As noted in our inaugural bulletin, in December of 2009 the Peel Watershed Planning Commission released its final Recommended Land Use Plan (LUP) for the 68,000 square kilometre area of north eastern Yukon known as the Peel Watershed Planning Region. The LUP designates less than 20% of the lands as Integrated Management Area (which lands qualify for more intensive development) and over 80% of the lands as Special Management Areas (which receive a higher degree of protection, including protection from mineral staking and other industrial development).
Reaction to the plan has been sharply divided. The Yukon Chamber of Mines has strongly criticized it, while conservation and tourism industry groups have welcomed it. The Peel River drains into the Mackenzie River, and has been described as the last part of the Gwich’in people’s land that has remained pure and undisturbed.

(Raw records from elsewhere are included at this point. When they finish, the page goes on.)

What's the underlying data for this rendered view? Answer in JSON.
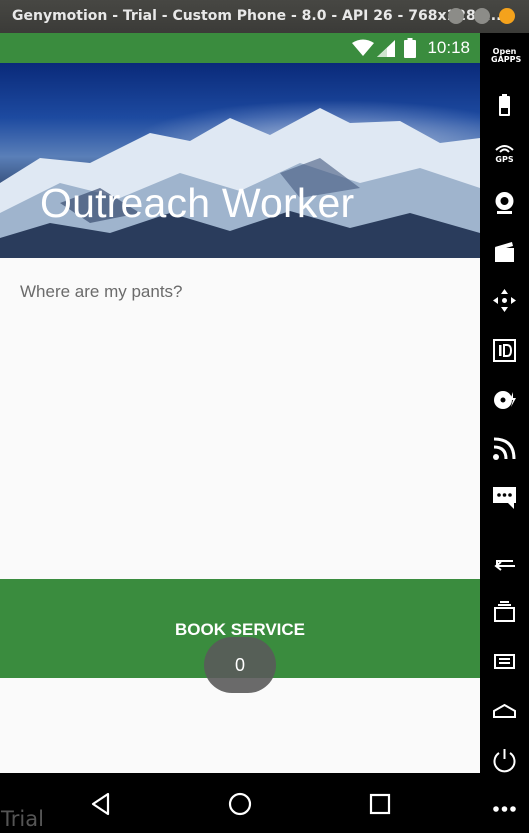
{
  "window": {
    "title": "Genymotion - Trial - Custom Phone - 8.0 - API 26 - 768x1280...",
    "close_color": "#f4a21c"
  },
  "statusbar": {
    "time": "10:18",
    "icons": [
      "wifi-icon",
      "signal-icon",
      "battery-icon"
    ],
    "color": "#3a8c3e"
  },
  "app": {
    "header_title": "Outreach Worker",
    "question": "Where are my pants?",
    "book_service_label": "BOOK SERVICE",
    "toast_text": "0",
    "accent_color": "#3a8c3e"
  },
  "navbar": {
    "buttons": [
      "back-icon",
      "home-icon",
      "recents-icon"
    ],
    "watermark": "Trial"
  },
  "sidebar": {
    "opengapps_label": "Open GAPPS",
    "gps_label": "GPS",
    "buttons": [
      "opengapps-icon",
      "battery-icon",
      "gps-icon",
      "camera-icon",
      "media-icon",
      "dpad-icon",
      "device-id-icon",
      "disk-icon",
      "cast-icon",
      "sms-icon",
      "back-icon",
      "recents-icon",
      "menu-icon",
      "home-icon",
      "power-icon",
      "more-icon"
    ]
  }
}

On July 23, 2010, the parties to the planning process (i.e., the Yukon government and four First Nations governments) announced that the LUP will undergo two months of public consultation. The parties have previously announced that they will deliver their response to the proposed LUP in December of this year.
The government of Yukon has issued a one-year interim withdrawal order from mineral staking to all Crown Land, Category B settlement lands and fee simple lands in the Peel Watershed Region. The withdrawal order is effective until February 4, 2011. The withdrawal order applies to the issuance of new sub-surface rights only; the government of Yukon has indicated that it will continue to facilitate regulatory approvals for surface activities required to access and explore existing mineral claims.
Just recently, public hearing began to take place, with the most recent in Inuvik, NWT and Whitehorse. The Yukon government is looking to work with the Gwich’in Tribal Council and a number of Yukon First Nations as part of the consultation process.